Here, I conducted a large, controlled experiment in rats that sought to isolate key behavioural, immunological, and neurobiological effects into adulthood of early life stress itself. To do this, I used the repeated maternal separation (RMS) model of chronic early life stress, and I focused particularly on those effects of possible relevance to anxiety, depression, and inflammation-related physical disease.

In Chapter 3, I describe the long-term effects of RMS on commonly used measures of anxiety- and depression-like behaviour, as well as on comparatively sophisticated tasks capable of providing detailed insights into reward and punishment sensitivity, as well as attentional control. The probabilistic reversal learning task revealed long-lasting effects of RMS on the degree to which negative outcomes shaped animals’ future decisions, as well as evidence suggesting that RMS animals were comparatively inefficient at directing their attention, even where they were equally accurate. Further, RMS animals exhibited a long-lasting sensitization to later-life stress on several behavioural metrics. These effects all persisted into late adulthood despite RMS having no effects on conventional measures of anxiety- or depression-like behaviour, even in early adulthood.

In Chapter 4, I present findings from my experiment and from a systematic review examining the short-term and long-term effects of RMS on cytokine levels in blood and non-blood tissue, as well as on microglial activation and density. I show that RMS causes short-term increases in pro-inflammatory signalling, but only causes long-term increases in pro-inflammatory signalling if animals are subjected to a later-life stress. Thus, I demonstrate that RMS causes a long-lasting sensitisation of the neuroimmune pathway that links stressor perception ultimately to pro-inflammatory cytokine release. However, these effects were largely limited to non-blood tissue such as brain tissue: in plasma, serum, or whole blood, studies generally found no effect of RMS on cytokine levels in the short- or long-term, even following later-life stress.

In Chapter 5, I present analyses of regional brain volumes determined from 9.4 Tesla structural magnetic resonance imaging scans at three timepoints following RMS. I show that RMS had no effect on the volume of any of six regions examined at post-natal day (PND) 20 or 62, but resulted in a larger amygdala during the scan at PND 285, which occurred after 9-13 days of adult stress. Given that the PND 62 and PND 285 scans both occurred in adulthood, this suggests that RMS may have interacted with later-life stress to increase amygdala volume.

In the General Discussion, I describe how these findings are concordant and together provide valuable insight into how early life stress can alter physiology and behaviour in such a way that may directly increase risk for mental and physical pathology.

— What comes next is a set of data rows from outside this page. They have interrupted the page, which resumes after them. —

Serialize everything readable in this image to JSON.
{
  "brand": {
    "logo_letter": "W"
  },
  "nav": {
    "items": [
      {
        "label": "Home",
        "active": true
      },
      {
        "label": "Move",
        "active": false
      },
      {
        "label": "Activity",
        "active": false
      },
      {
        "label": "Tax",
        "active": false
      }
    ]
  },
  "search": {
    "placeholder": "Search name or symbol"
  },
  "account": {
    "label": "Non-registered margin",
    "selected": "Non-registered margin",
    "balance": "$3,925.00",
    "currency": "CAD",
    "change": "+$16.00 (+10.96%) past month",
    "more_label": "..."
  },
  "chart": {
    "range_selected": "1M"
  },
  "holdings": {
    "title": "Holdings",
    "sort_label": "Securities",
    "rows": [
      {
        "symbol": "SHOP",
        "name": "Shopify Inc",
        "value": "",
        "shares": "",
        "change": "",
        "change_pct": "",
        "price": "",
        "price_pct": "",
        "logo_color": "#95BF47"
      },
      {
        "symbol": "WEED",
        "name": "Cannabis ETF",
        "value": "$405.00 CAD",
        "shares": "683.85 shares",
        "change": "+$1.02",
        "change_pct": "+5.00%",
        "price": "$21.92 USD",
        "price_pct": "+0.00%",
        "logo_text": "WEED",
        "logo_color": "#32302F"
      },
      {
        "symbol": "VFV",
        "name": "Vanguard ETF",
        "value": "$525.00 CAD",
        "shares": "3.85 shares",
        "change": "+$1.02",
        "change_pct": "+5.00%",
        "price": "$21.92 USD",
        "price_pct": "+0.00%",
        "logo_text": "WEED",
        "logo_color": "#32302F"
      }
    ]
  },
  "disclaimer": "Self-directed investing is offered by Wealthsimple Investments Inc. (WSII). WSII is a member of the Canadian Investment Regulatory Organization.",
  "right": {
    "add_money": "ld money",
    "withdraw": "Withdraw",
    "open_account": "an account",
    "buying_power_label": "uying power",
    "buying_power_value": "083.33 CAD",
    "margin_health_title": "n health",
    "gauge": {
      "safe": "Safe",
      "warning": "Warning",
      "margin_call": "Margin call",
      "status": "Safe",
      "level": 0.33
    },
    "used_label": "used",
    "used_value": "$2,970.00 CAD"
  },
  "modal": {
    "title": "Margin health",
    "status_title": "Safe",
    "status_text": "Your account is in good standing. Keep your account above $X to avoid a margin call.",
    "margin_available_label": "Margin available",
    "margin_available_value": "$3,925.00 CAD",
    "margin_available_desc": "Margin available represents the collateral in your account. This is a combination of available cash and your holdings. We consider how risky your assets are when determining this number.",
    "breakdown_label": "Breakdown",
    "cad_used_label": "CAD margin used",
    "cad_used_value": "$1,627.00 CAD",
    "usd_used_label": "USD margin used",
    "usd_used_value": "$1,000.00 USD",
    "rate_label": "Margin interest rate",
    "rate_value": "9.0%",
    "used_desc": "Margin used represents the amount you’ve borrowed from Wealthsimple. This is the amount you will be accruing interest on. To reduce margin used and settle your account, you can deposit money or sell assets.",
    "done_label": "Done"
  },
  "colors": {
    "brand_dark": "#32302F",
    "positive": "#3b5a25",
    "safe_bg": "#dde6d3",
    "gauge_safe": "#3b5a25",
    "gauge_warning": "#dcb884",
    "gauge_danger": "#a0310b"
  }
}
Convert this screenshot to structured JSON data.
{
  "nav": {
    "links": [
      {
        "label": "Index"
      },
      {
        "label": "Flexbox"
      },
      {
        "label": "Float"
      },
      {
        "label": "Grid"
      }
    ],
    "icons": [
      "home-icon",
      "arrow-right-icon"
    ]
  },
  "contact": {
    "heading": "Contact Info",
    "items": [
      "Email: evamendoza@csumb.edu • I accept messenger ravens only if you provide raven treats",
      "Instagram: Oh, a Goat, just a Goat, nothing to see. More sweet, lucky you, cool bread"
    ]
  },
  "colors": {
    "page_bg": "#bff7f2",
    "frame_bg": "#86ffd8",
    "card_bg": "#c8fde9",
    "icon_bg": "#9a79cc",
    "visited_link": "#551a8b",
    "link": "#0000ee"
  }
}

Dalley, Jeffrey


Repeated maternal separation


Doctor of Philosophy (PhD)

Awarding Institution

University of Cambridge
Gates Cambridge Trust